Second, there is what is a long-standing issue for me about Black Panther and that is the idea of a Black royalty. Perhaps this is a way, intentional or not, of validating or valorizing W. E. B. Du Bois’s idea of a Talented Tenth or a Black elite that should rule or lead. I have always felt uncomfortable about the idea of a blood aristocracy among a people whose blood and being were denigrated under the rule of White supremacy and the so-called superiority of White blood. Reversing the concept does not even strike me as clever irony. The idea of a Black elite made me think of the history of Liberia where a Black American elite or a group of Black American emigrants who saw themselves as an elite ruled an African geographical space with tragic, bloody results. (We Black Americans must face the reality that with Liberia we too were colonizers who were not as ruthless as we wanted to be only because of lack of capital and European empire politics.) I have always wondered how the ordinary Wakandans lived and what they were like. In any case, the first film at least understood that dramatizing royalty requires court intrigue and gave the battle between T’Challa, the rightful prince, and Killmonger, (fashioned temperamentally a bit after Shakespeare’s Hotspur combined with Denmark Vesey), the spurned claimant. In this sequel, there is a battle between two essential hermit kingdoms, Wakanda and Talokan, the latter an underwater society of the survivors of a Mayan civilization led by Namor—roman spelled backward—who is based on the Marvel character of the Submariner, squaring off against each other to remain hermit kingdoms but who somehow feel that the existence of the other threatens their security. This plot made no sense to me. As with the first film, this one climaxes with people of color fighting each other as the warriors of both kingdoms engage in combat. Strangely, both kingdoms feel their common enemy is “the surface people” (read White people, although they constitute only a small minority of “the surface people”), so how do they wind up fighting each other? And do the filmmakers feel constrained to avoid a climax of Wakandans and the Talokanians fighting the Whites because it would seem so much like a cosmic race war? I think these issues bedevil these films because they are so obsessed with mythologizing both current American racial politics and the American racial past. Whether this comic book character and this idea of Africa, invented by writer Stan Lee and artist Jack Kirby when the Black Panther first appeared in the July 1966 issue of the Fantastic Four (number 52), should and can bear this weight is an open question. One of the ironies of Afrofuturism is that it is less concerned with the future than it is with the mythological reconstruction of a past that would enable Blacks to see themselves differently in the present. Whether the idealizations of Wakanda are ultimately debilitating or liberating for the Black mind and its struggles with persistent racial disadvantage and the enfeebling belief in Black inferiority are open to debate.

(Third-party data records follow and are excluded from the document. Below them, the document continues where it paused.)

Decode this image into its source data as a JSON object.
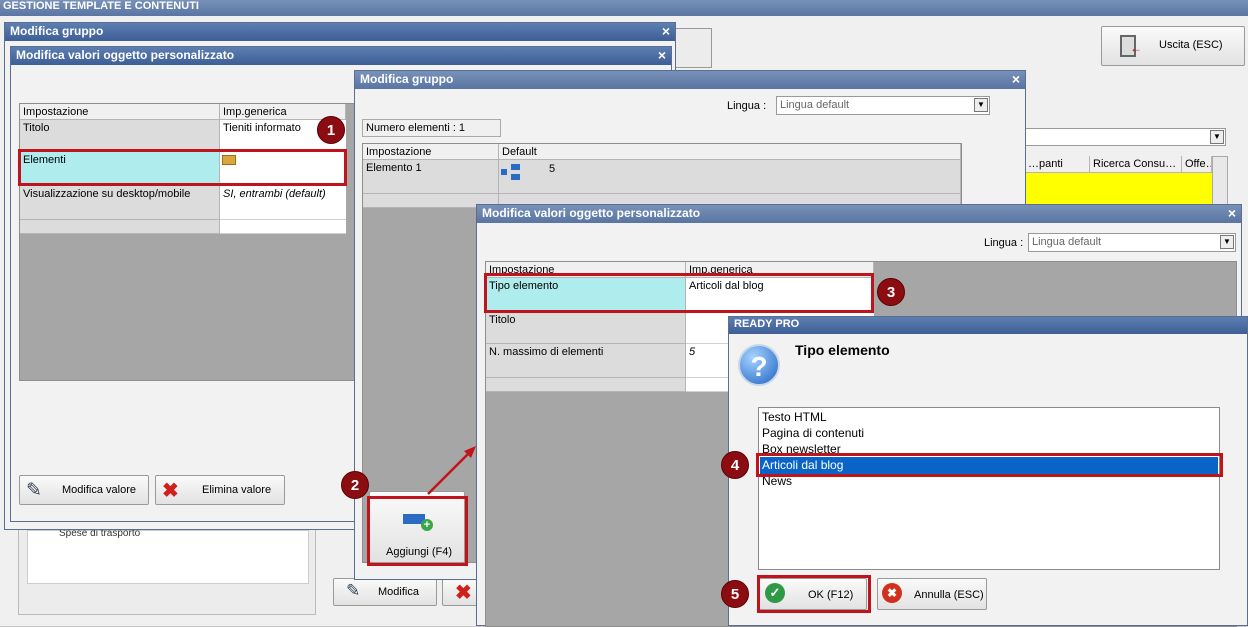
{
  "main": {
    "title": "GESTIONE TEMPLATE E CONTENUTI",
    "exit_button": "Uscita (ESC)",
    "bg_columns": [
      "…panti",
      "Ricerca Consu…",
      "Offe…"
    ],
    "bg_list_item": "Spese di trasporto",
    "bg_modify_button": "Modifica"
  },
  "win1": {
    "title": "Modifica gruppo"
  },
  "win2": {
    "title": "Modifica valori oggetto personalizzato",
    "headers": [
      "Impostazione",
      "Imp.generica"
    ],
    "rows": [
      {
        "label": "Titolo",
        "value": "Tieniti informato"
      },
      {
        "label": "Elementi",
        "value": ""
      },
      {
        "label": "Visualizzazione su desktop/mobile",
        "value": "SI, entrambi (default)"
      }
    ],
    "btn_modify": "Modifica valore",
    "btn_delete": "Elimina valore"
  },
  "win3": {
    "title": "Modifica gruppo",
    "lingua_label": "Lingua :",
    "lingua_value": "Lingua default",
    "count_label": "Numero elementi : 1",
    "headers": [
      "Impostazione",
      "Default"
    ],
    "rows": [
      {
        "label": "Elemento 1",
        "value": "5"
      }
    ],
    "add_button": "Aggiungi (F4)"
  },
  "win4": {
    "title": "Modifica valori oggetto personalizzato",
    "lingua_label": "Lingua :",
    "lingua_value": "Lingua default",
    "headers": [
      "Impostazione",
      "Imp.generica"
    ],
    "rows": [
      {
        "label": "Tipo elemento",
        "value": "Articoli dal blog"
      },
      {
        "label": "Titolo",
        "value": ""
      },
      {
        "label": "N. massimo di elementi",
        "value": "5"
      }
    ]
  },
  "dialog": {
    "title": "READY PRO",
    "heading": "Tipo elemento",
    "options": [
      "Testo HTML",
      "Pagina di contenuti",
      "Box newsletter",
      "Articoli dal blog",
      "News"
    ],
    "selected": "Articoli dal blog",
    "ok": "OK (F12)",
    "cancel": "Annulla (ESC)"
  },
  "steps": [
    "1",
    "2",
    "3",
    "4",
    "5"
  ],
  "colors": {
    "accent": "#3e5f96",
    "highlight": "#aeecee",
    "selection": "#0a64c8",
    "marker": "#8b0d12",
    "yellow": "#ffff00"
  },
  "icons": [
    "exit-door-icon",
    "lock-folder-icon",
    "tree-structure-icon",
    "add-element-icon",
    "edit-pencil-icon",
    "delete-x-icon",
    "question-icon",
    "ok-check-icon",
    "cancel-x-icon"
  ]
}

Doubtless, the sequel ran into problems when actor Chadwick Boseman, who played the title character, died in 2020 while the film was in development. His death forced the filmmakers to reimagine the sequel, making the compelling and unusual decision to not cast another actor to replace Boseman. In effect, Boseman’s death was written into the film as the death of the Black Panther. It is a certainty that no Black actor has been accorded such status in this way; the conflation of his character with himself, of the practice of his craft with the results of it. Thus, the conceit of the film is about mourning and trauma, both of which are the psychological touchstones of Blackness in this our current hour. In this respect, it can be said that the film succeeds rather strikingly as a form of escapism while being rooted in and highly self-aware of the reality of the moment of its creation. This does not mean that the film manages to transcend its considerable weaknesses and flaws, as it never figured out how to get beyond its meta moment, but it is, nonetheless, a telling artifact of what we are and what we think we ought to be.